I was recently asked by a founder of a company if decision coaching constitutes a form of solution focused coaching. All I had to do was to explain the differences among them.
Influenced by the book ‘Decide’ written by David Wethey, I explained that solution focused coaching has to do with problem solving, and decision making with choosing. Problem solving is focused on the past, as it explores what did not work and the reason that caused the ‘problem’. It is bridging the gap between the way things are and the way they should be.
Decision making makes a broader activity. It is future oriented and involves making a choice between two or more options, evaluating these options and assessing any rewards and risks. It needs a creative approach, which requires that the main problem needs to have been solved first. It might also involve an opportunity. It needs resilience.
Steve Kneeland wrote that it’s never too late to change a decision and agrees with those who believe that changing your mind is not necessarily a sign of a weakness.
Decision coaching is all about supporting their client in forming, making and implementing their own decisions.
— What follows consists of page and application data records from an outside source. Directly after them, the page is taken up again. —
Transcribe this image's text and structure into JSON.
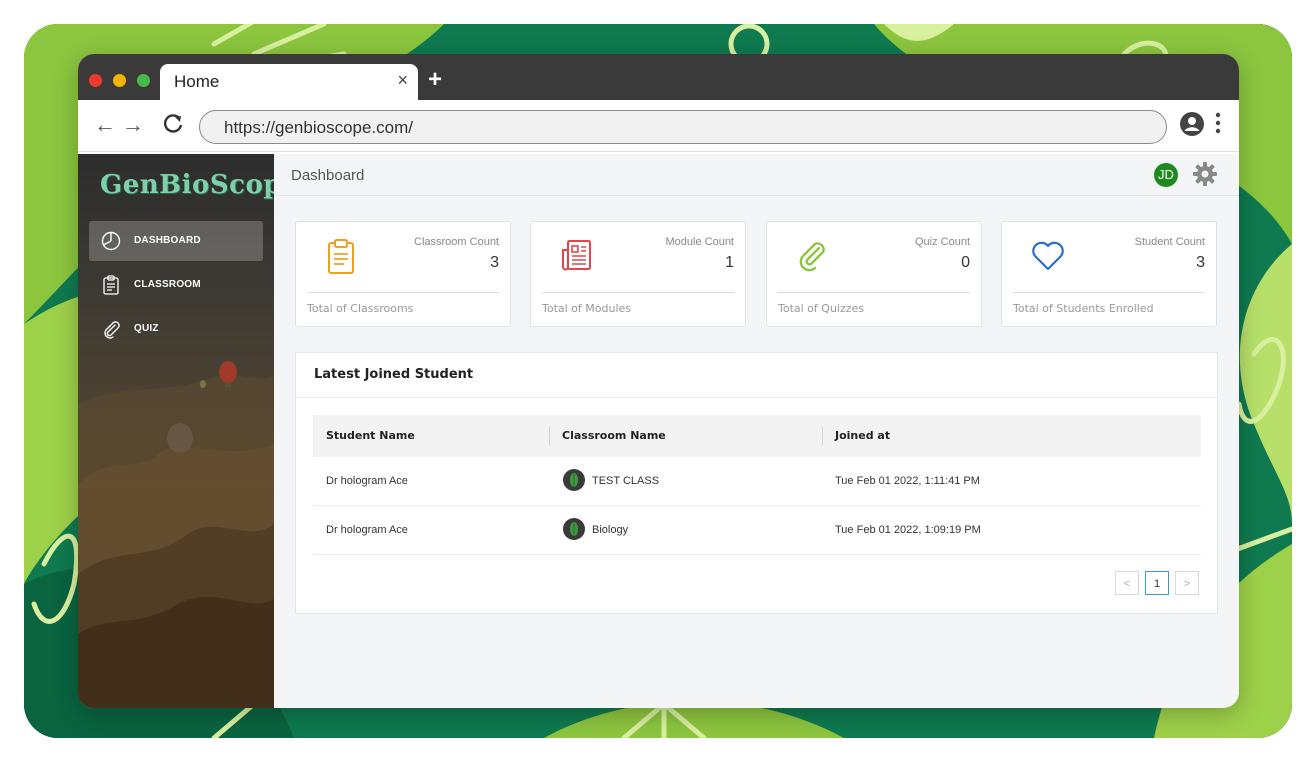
{
  "browser": {
    "tab_title": "Home",
    "tab_close": "×",
    "new_tab": "+",
    "url": "https://genbioscope.com/",
    "back": "←",
    "forward": "→",
    "reload": "C"
  },
  "sidebar": {
    "logo": "GenBioScope",
    "items": [
      {
        "label": "DASHBOARD",
        "icon": "pie-chart-icon",
        "active": true
      },
      {
        "label": "CLASSROOM",
        "icon": "clipboard-icon",
        "active": false
      },
      {
        "label": "QUIZ",
        "icon": "paperclip-icon",
        "active": false
      }
    ]
  },
  "header": {
    "title": "Dashboard",
    "avatar_initials": "JD"
  },
  "cards": [
    {
      "label": "Classroom Count",
      "value": "3",
      "footer": "Total of Classrooms",
      "icon": "clipboard-icon",
      "color": "#f0a020"
    },
    {
      "label": "Module Count",
      "value": "1",
      "footer": "Total of Modules",
      "icon": "newspaper-icon",
      "color": "#e0454a"
    },
    {
      "label": "Quiz Count",
      "value": "0",
      "footer": "Total of Quizzes",
      "icon": "paperclip-icon",
      "color": "#8cc63f"
    },
    {
      "label": "Student Count",
      "value": "3",
      "footer": "Total of Students Enrolled",
      "icon": "heart-icon",
      "color": "#2a6fc9"
    }
  ],
  "latest": {
    "title": "Latest Joined Student",
    "columns": [
      "Student Name",
      "Classroom Name",
      "Joined at"
    ],
    "rows": [
      {
        "student": "Dr hologram Ace",
        "classroom": "TEST CLASS",
        "joined": "Tue Feb 01 2022, 1:11:41 PM"
      },
      {
        "student": "Dr hologram Ace",
        "classroom": "Biology",
        "joined": "Tue Feb 01 2022, 1:09:19 PM"
      }
    ],
    "pagination": {
      "prev": "<",
      "current": "1",
      "next": ">"
    }
  }
}
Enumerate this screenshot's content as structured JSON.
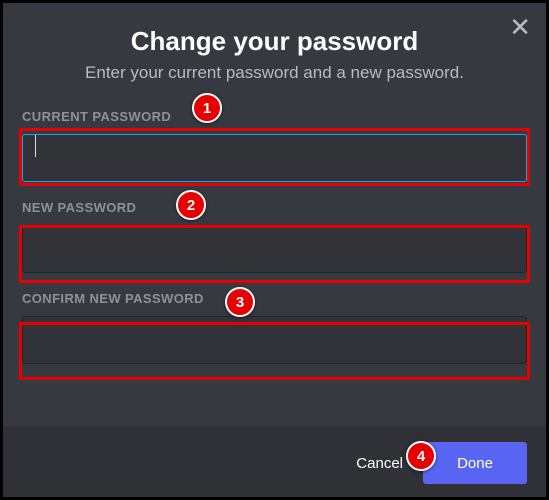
{
  "modal": {
    "title": "Change your password",
    "subtitle": "Enter your current password and a new password.",
    "fields": {
      "current": {
        "label": "CURRENT PASSWORD",
        "value": ""
      },
      "new": {
        "label": "NEW PASSWORD",
        "value": ""
      },
      "confirm": {
        "label": "CONFIRM NEW PASSWORD",
        "value": ""
      }
    },
    "buttons": {
      "cancel": "Cancel",
      "done": "Done"
    }
  },
  "callouts": {
    "n1": "1",
    "n2": "2",
    "n3": "3",
    "n4": "4"
  }
}
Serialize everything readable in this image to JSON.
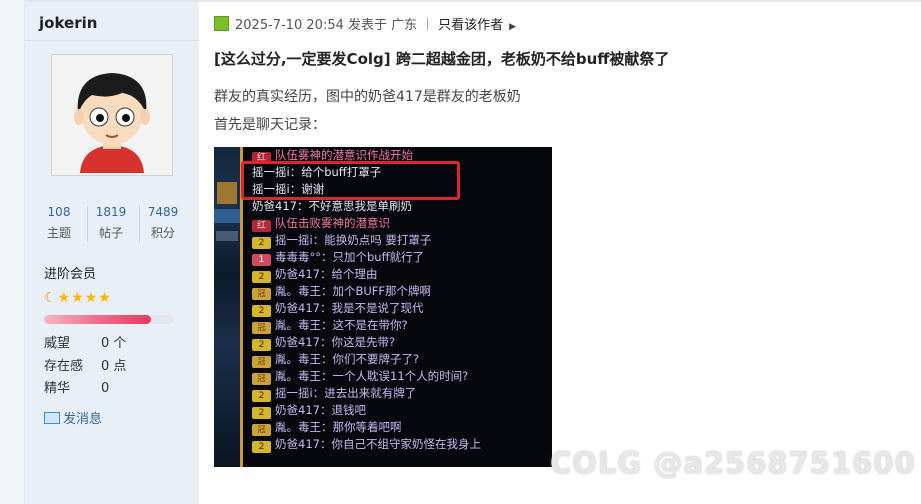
{
  "sidebar": {
    "username": "jokerin",
    "stats": [
      {
        "value": "108",
        "label": "主题"
      },
      {
        "value": "1819",
        "label": "帖子"
      },
      {
        "value": "7489",
        "label": "积分"
      }
    ],
    "rank": "进阶会员",
    "level_progress": 0.82,
    "info": [
      {
        "key": "威望",
        "value": "0 个"
      },
      {
        "key": "存在感",
        "value": "0 点"
      },
      {
        "key": "精华",
        "value": "0"
      }
    ],
    "message_label": "发消息"
  },
  "post": {
    "meta_time": "2025-7-10 20:54",
    "meta_location": "发表于 广东",
    "author_only": "只看该作者",
    "title": "[这么过分,一定要发Colg] 跨二超越金团，老板奶不给buff被献祭了",
    "para1": "群友的真实经历，图中的奶爸417是群友的老板奶",
    "para2": "首先是聊天记录："
  },
  "chat": [
    {
      "badge": "红",
      "badge_type": "red",
      "text": "队伍雾神的潜意识作战开始",
      "color": "pink"
    },
    {
      "badge": "",
      "badge_type": "",
      "text": "摇一摇i：给个buff打罩子",
      "color": "light"
    },
    {
      "badge": "",
      "badge_type": "",
      "text": "摇一摇i：谢谢",
      "color": "light"
    },
    {
      "badge": "",
      "badge_type": "",
      "text": "奶爸417：不好意思我是单刷奶",
      "color": "light"
    },
    {
      "badge": "红",
      "badge_type": "red",
      "text": "队伍击败雾神的潜意识",
      "color": "pink"
    },
    {
      "badge": "2",
      "badge_type": "two",
      "text": "摇一摇i：能换奶点吗 要打罩子",
      "color": "purp"
    },
    {
      "badge": "1",
      "badge_type": "one",
      "text": "毒毒毒°°：只加个buff就行了",
      "color": "purp"
    },
    {
      "badge": "2",
      "badge_type": "two",
      "text": "奶爸417：给个理由",
      "color": "purp"
    },
    {
      "badge": "冠",
      "badge_type": "crown",
      "text": "胤。毒王：加个BUFF那个牌啊",
      "color": "purp"
    },
    {
      "badge": "2",
      "badge_type": "two",
      "text": "奶爸417：我是不是说了现代",
      "color": "purp"
    },
    {
      "badge": "冠",
      "badge_type": "crown",
      "text": "胤。毒王：这不是在带你?",
      "color": "purp"
    },
    {
      "badge": "2",
      "badge_type": "two",
      "text": "奶爸417：你这是先带?",
      "color": "purp"
    },
    {
      "badge": "冠",
      "badge_type": "crown",
      "text": "胤。毒王：你们不要牌子了?",
      "color": "purp"
    },
    {
      "badge": "冠",
      "badge_type": "crown",
      "text": "胤。毒王：一个人耽误11个人的时间?",
      "color": "purp"
    },
    {
      "badge": "2",
      "badge_type": "two",
      "text": "摇一摇i：进去出来就有牌了",
      "color": "purp"
    },
    {
      "badge": "2",
      "badge_type": "two",
      "text": "奶爸417：退钱吧",
      "color": "purp"
    },
    {
      "badge": "冠",
      "badge_type": "crown",
      "text": "胤。毒王：那你等着吧啊",
      "color": "purp"
    },
    {
      "badge": "2",
      "badge_type": "two",
      "text": "奶爸417：你自己不组守家奶怪在我身上",
      "color": "purp"
    }
  ],
  "watermark": "COLG @a2568751600",
  "colors": {
    "sidebar_bg": "#e8eff7",
    "link": "#336699",
    "highlight_box": "#e0242e",
    "progress": "#e53a62"
  }
}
These decisions are always in alignment with their goals, aspirations and values.